Rockie’s Vulcan Video Staff Picks #3
Rockie has been working at one of the last video stores standing, Vulcan Video in Austin, TX, for nearly a decade. The best part about working there is being able to share a recommendation with a customer. Sure, some of his recommendations have been shot down in flames, but the ones that hit always make it well worthwhile. For his Staff Picks, here are a few selections he has mined from the mighty Vulcan Video.
Yes, that movie with cinematography so lovely you could care less that it was shot entirely on an iPhone. This technical marvel is thankfully backed by a heartwarming story that blossoms in the most unlikely of places. A lady of the night is convinced her pimp has done her wrong, so with the aide of her friend they begin a day long trek to get answers or maybe beat some ass. This journey is worth every ounce of your time as it unflinchingly shows you how tough and ridiculous it can truly be out there in that line of work. Bouncing from (oddly) understanding cops to interesting hook-ups, Tangerine is never stale and is endearing towards an intense lifestyle. The final shot of this film is one for the ages and will melt your heart.
Holy Motors (2012)
Fair warning: this one is an odd duck, not made for most. So, what is this movie about? Who cares, I say! From frame one this weird ride is pure art. While being respectful to the many genres cinema has to offer, it is also very radical with how it delivers itself to the audience. Monsieur Oscar (Denis Lavant) is picked up from his home, in a limo mind you, and is then driven to random appointments where he acts out various colorful roles. That is pretty much your plot in a nutshell. You're thrust into each scene with little to no set up and the results are dazzling. Mo-Cap technology, the 1954 Godzilla's score, musical numbers, tragedy, murder and an erect penis are forced to coincide with one another and against all odds it works. Could be pretentious but it never falters. Need something off the wall and different? Holy Motors has you covered, gang.
One False Move (1992)
To the Bill Paxton fans who have not seen this movie, I am envious of you. This film almost never made it to theaters. Great word of mouth changed all that and, wouldn't you know it, it became one of the best reviewed films of 1992. One False Move is calm and brooding, yet precise with its violence in a confident way. A ruthless trio go on a killing spree, the motive of course being money and drugs. Paxton plays a cop sent to catch the crooks. Old demons begin to surface as cops and robbers tread grey areas in tandem. Director Carl Franklin truly made a neo-noir here, that also plays like a Western minus the horses. Billy Bob Thornton, wearing two hats here as co-screenwriter and actor, here he plays one of the thieves, another broken character he's known for portraying. Should this film leave you wanting more from director Carl Franklin, make note of Devil in a Blue Dress. I recommend watching them back-to-back actually.

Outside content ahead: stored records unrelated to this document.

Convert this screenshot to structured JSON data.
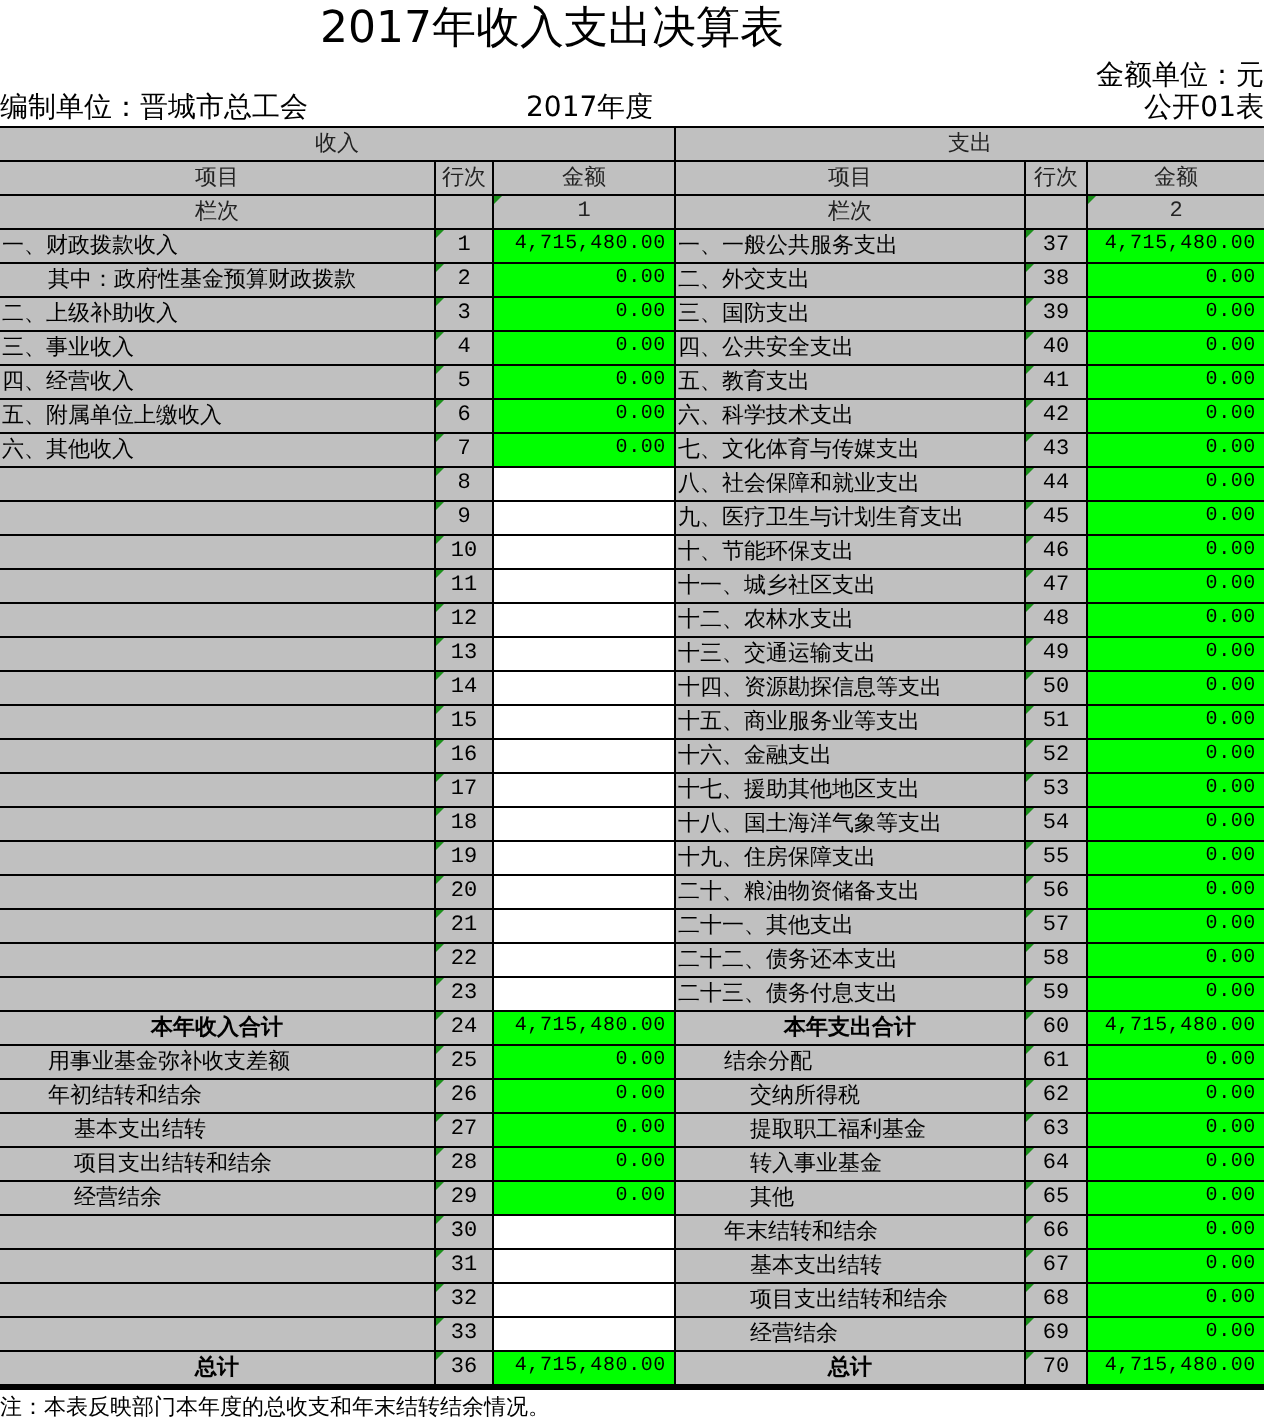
{
  "title": "2017年收入支出决算表",
  "unit_label": "金额单位：元",
  "org_label": "编制单位：晋城市总工会",
  "year_label": "2017年度",
  "form_label": "公开01表",
  "sections": [
    "收入",
    "支出"
  ],
  "columns": [
    "项目",
    "行次",
    "金额",
    "项目",
    "行次",
    "金额"
  ],
  "index_row": {
    "left_label": "栏次",
    "left_number": "1",
    "right_label": "栏次",
    "right_number": "2"
  },
  "rows": [
    {
      "left": {
        "kind": "item",
        "item": "一、财政拨款收入",
        "line": "1",
        "amount": "4,715,480.00",
        "highlighted": true
      },
      "right": {
        "kind": "item",
        "item": "一、一般公共服务支出",
        "line": "37",
        "amount": "4,715,480.00",
        "highlighted": true
      }
    },
    {
      "left": {
        "kind": "sub",
        "item": "其中：政府性基金预算财政拨款",
        "line": "2",
        "amount": "0.00",
        "highlighted": true
      },
      "right": {
        "kind": "item",
        "item": "二、外交支出",
        "line": "38",
        "amount": "0.00",
        "highlighted": true
      }
    },
    {
      "left": {
        "kind": "item",
        "item": "二、上级补助收入",
        "line": "3",
        "amount": "0.00",
        "highlighted": true
      },
      "right": {
        "kind": "item",
        "item": "三、国防支出",
        "line": "39",
        "amount": "0.00",
        "highlighted": true
      }
    },
    {
      "left": {
        "kind": "item",
        "item": "三、事业收入",
        "line": "4",
        "amount": "0.00",
        "highlighted": true
      },
      "right": {
        "kind": "item",
        "item": "四、公共安全支出",
        "line": "40",
        "amount": "0.00",
        "highlighted": true
      }
    },
    {
      "left": {
        "kind": "item",
        "item": "四、经营收入",
        "line": "5",
        "amount": "0.00",
        "highlighted": true
      },
      "right": {
        "kind": "item",
        "item": "五、教育支出",
        "line": "41",
        "amount": "0.00",
        "highlighted": true
      }
    },
    {
      "left": {
        "kind": "item",
        "item": "五、附属单位上缴收入",
        "line": "6",
        "amount": "0.00",
        "highlighted": true
      },
      "right": {
        "kind": "item",
        "item": "六、科学技术支出",
        "line": "42",
        "amount": "0.00",
        "highlighted": true
      }
    },
    {
      "left": {
        "kind": "item",
        "item": "六、其他收入",
        "line": "7",
        "amount": "0.00",
        "highlighted": true
      },
      "right": {
        "kind": "item",
        "item": "七、文化体育与传媒支出",
        "line": "43",
        "amount": "0.00",
        "highlighted": true
      }
    },
    {
      "left": {
        "kind": "blank",
        "line": "8",
        "highlighted": false
      },
      "right": {
        "kind": "item",
        "item": "八、社会保障和就业支出",
        "line": "44",
        "amount": "0.00",
        "highlighted": true
      }
    },
    {
      "left": {
        "kind": "blank",
        "line": "9",
        "highlighted": false
      },
      "right": {
        "kind": "item",
        "item": "九、医疗卫生与计划生育支出",
        "line": "45",
        "amount": "0.00",
        "highlighted": true
      }
    },
    {
      "left": {
        "kind": "blank",
        "line": "10",
        "highlighted": false
      },
      "right": {
        "kind": "item",
        "item": "十、节能环保支出",
        "line": "46",
        "amount": "0.00",
        "highlighted": true
      }
    },
    {
      "left": {
        "kind": "blank",
        "line": "11",
        "highlighted": false
      },
      "right": {
        "kind": "item",
        "item": "十一、城乡社区支出",
        "line": "47",
        "amount": "0.00",
        "highlighted": true
      }
    },
    {
      "left": {
        "kind": "blank",
        "line": "12",
        "highlighted": false
      },
      "right": {
        "kind": "item",
        "item": "十二、农林水支出",
        "line": "48",
        "amount": "0.00",
        "highlighted": true
      }
    },
    {
      "left": {
        "kind": "blank",
        "line": "13",
        "highlighted": false
      },
      "right": {
        "kind": "item",
        "item": "十三、交通运输支出",
        "line": "49",
        "amount": "0.00",
        "highlighted": true
      }
    },
    {
      "left": {
        "kind": "blank",
        "line": "14",
        "highlighted": false
      },
      "right": {
        "kind": "item",
        "item": "十四、资源勘探信息等支出",
        "line": "50",
        "amount": "0.00",
        "highlighted": true
      }
    },
    {
      "left": {
        "kind": "blank",
        "line": "15",
        "highlighted": false
      },
      "right": {
        "kind": "item",
        "item": "十五、商业服务业等支出",
        "line": "51",
        "amount": "0.00",
        "highlighted": true
      }
    },
    {
      "left": {
        "kind": "blank",
        "line": "16",
        "highlighted": false
      },
      "right": {
        "kind": "item",
        "item": "十六、金融支出",
        "line": "52",
        "amount": "0.00",
        "highlighted": true
      }
    },
    {
      "left": {
        "kind": "blank",
        "line": "17",
        "highlighted": false
      },
      "right": {
        "kind": "item",
        "item": "十七、援助其他地区支出",
        "line": "53",
        "amount": "0.00",
        "highlighted": true
      }
    },
    {
      "left": {
        "kind": "blank",
        "line": "18",
        "highlighted": false
      },
      "right": {
        "kind": "item",
        "item": "十八、国土海洋气象等支出",
        "line": "54",
        "amount": "0.00",
        "highlighted": true
      }
    },
    {
      "left": {
        "kind": "blank",
        "line": "19",
        "highlighted": false
      },
      "right": {
        "kind": "item",
        "item": "十九、住房保障支出",
        "line": "55",
        "amount": "0.00",
        "highlighted": true
      }
    },
    {
      "left": {
        "kind": "blank",
        "line": "20",
        "highlighted": false
      },
      "right": {
        "kind": "item",
        "item": "二十、粮油物资储备支出",
        "line": "56",
        "amount": "0.00",
        "highlighted": true
      }
    },
    {
      "left": {
        "kind": "blank",
        "line": "21",
        "highlighted": false
      },
      "right": {
        "kind": "item",
        "item": "二十一、其他支出",
        "line": "57",
        "amount": "0.00",
        "highlighted": true
      }
    },
    {
      "left": {
        "kind": "blank",
        "line": "22",
        "highlighted": false
      },
      "right": {
        "kind": "item",
        "item": "二十二、债务还本支出",
        "line": "58",
        "amount": "0.00",
        "highlighted": true
      }
    },
    {
      "left": {
        "kind": "blank",
        "line": "23",
        "highlighted": false
      },
      "right": {
        "kind": "item",
        "item": "二十三、债务付息支出",
        "line": "59",
        "amount": "0.00",
        "highlighted": true
      }
    },
    {
      "left": {
        "kind": "total",
        "item": "本年收入合计",
        "line": "24",
        "amount": "4,715,480.00",
        "highlighted": true
      },
      "right": {
        "kind": "total",
        "item": "本年支出合计",
        "line": "60",
        "amount": "4,715,480.00",
        "highlighted": true
      }
    },
    {
      "left": {
        "kind": "sub",
        "item": "用事业基金弥补收支差额",
        "line": "25",
        "amount": "0.00",
        "highlighted": true
      },
      "right": {
        "kind": "sub",
        "item": "结余分配",
        "line": "61",
        "amount": "0.00",
        "highlighted": true
      }
    },
    {
      "left": {
        "kind": "sub",
        "item": "年初结转和结余",
        "line": "26",
        "amount": "0.00",
        "highlighted": true
      },
      "right": {
        "kind": "subsub",
        "item": "交纳所得税",
        "line": "62",
        "amount": "0.00",
        "highlighted": true
      }
    },
    {
      "left": {
        "kind": "subsub",
        "item": "基本支出结转",
        "line": "27",
        "amount": "0.00",
        "highlighted": true
      },
      "right": {
        "kind": "subsub",
        "item": "提取职工福利基金",
        "line": "63",
        "amount": "0.00",
        "highlighted": true
      }
    },
    {
      "left": {
        "kind": "subsub",
        "item": "项目支出结转和结余",
        "line": "28",
        "amount": "0.00",
        "highlighted": true
      },
      "right": {
        "kind": "subsub",
        "item": "转入事业基金",
        "line": "64",
        "amount": "0.00",
        "highlighted": true
      }
    },
    {
      "left": {
        "kind": "subsub",
        "item": "经营结余",
        "line": "29",
        "amount": "0.00",
        "highlighted": true
      },
      "right": {
        "kind": "subsub",
        "item": "其他",
        "line": "65",
        "amount": "0.00",
        "highlighted": true
      }
    },
    {
      "left": {
        "kind": "blank",
        "line": "30",
        "highlighted": false
      },
      "right": {
        "kind": "sub",
        "item": "年末结转和结余",
        "line": "66",
        "amount": "0.00",
        "highlighted": true
      }
    },
    {
      "left": {
        "kind": "blank",
        "line": "31",
        "highlighted": false
      },
      "right": {
        "kind": "subsub",
        "item": "基本支出结转",
        "line": "67",
        "amount": "0.00",
        "highlighted": true
      }
    },
    {
      "left": {
        "kind": "blank",
        "line": "32",
        "highlighted": false
      },
      "right": {
        "kind": "subsub",
        "item": "项目支出结转和结余",
        "line": "68",
        "amount": "0.00",
        "highlighted": true
      }
    },
    {
      "left": {
        "kind": "blank",
        "line": "33",
        "highlighted": false
      },
      "right": {
        "kind": "subsub",
        "item": "经营结余",
        "line": "69",
        "amount": "0.00",
        "highlighted": true
      }
    },
    {
      "left": {
        "kind": "total",
        "item": "总计",
        "line": "36",
        "amount": "4,715,480.00",
        "highlighted": true
      },
      "right": {
        "kind": "total",
        "item": "总计",
        "line": "70",
        "amount": "4,715,480.00",
        "highlighted": true
      }
    }
  ],
  "note": "注：本表反映部门本年度的总收支和年末结转结余情况。"
}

This one completely blindsided me, mainly because there have been no good MMA movies before this, most just being forgettable action rides with suspect acting that go straight-to-DVD. Warrior flips things around by using real MMA stars and placing them in background roles, allowing mega talents like Joel Edgerton, Tom Hardy and Nick Nolte to do all the heavy dramatic lifting. And lift they surely do. All the leads are a sturdy tripod that support this underseen sports film. In truth, the sport really doesn't matter. Hell, it could have been football or boxing. MMA is only there to help push the drama to the surface more effectively. A powerful family drama about forgiveness and letting go, Warrior is severely underrated and deserves another look. Drunk Nick Nolte screaming the audiobook for Moby Dick will rip you apart. Cry at an MMA film, why don't you?
This Wim Wenders documentary is a peek into the mind of a brilliant dance choreographer Pina Bausch, who moved the art of dance to unpredictable places. Dancers recreate her avant-garde pieces on and off stage in celebration of her genius. I know nothing about dance, mind you, but after the second routine, I truly felt in awe of the undeniable talent on display, and I think you will, too. Every collaborator here is fully committing themselves to the performances; they put their mind, body and soul into it, physically contorting and gyrating as if possessed. How did Pina Bausch even think these dance moves up, let alone combine them together so intricately? Hypnotic, even to the layman; it's another good doc from Win, y'all. (My fellow Vulcan co-worker, Ben put this film on mute then played random music over it. I suggest you try this as well.)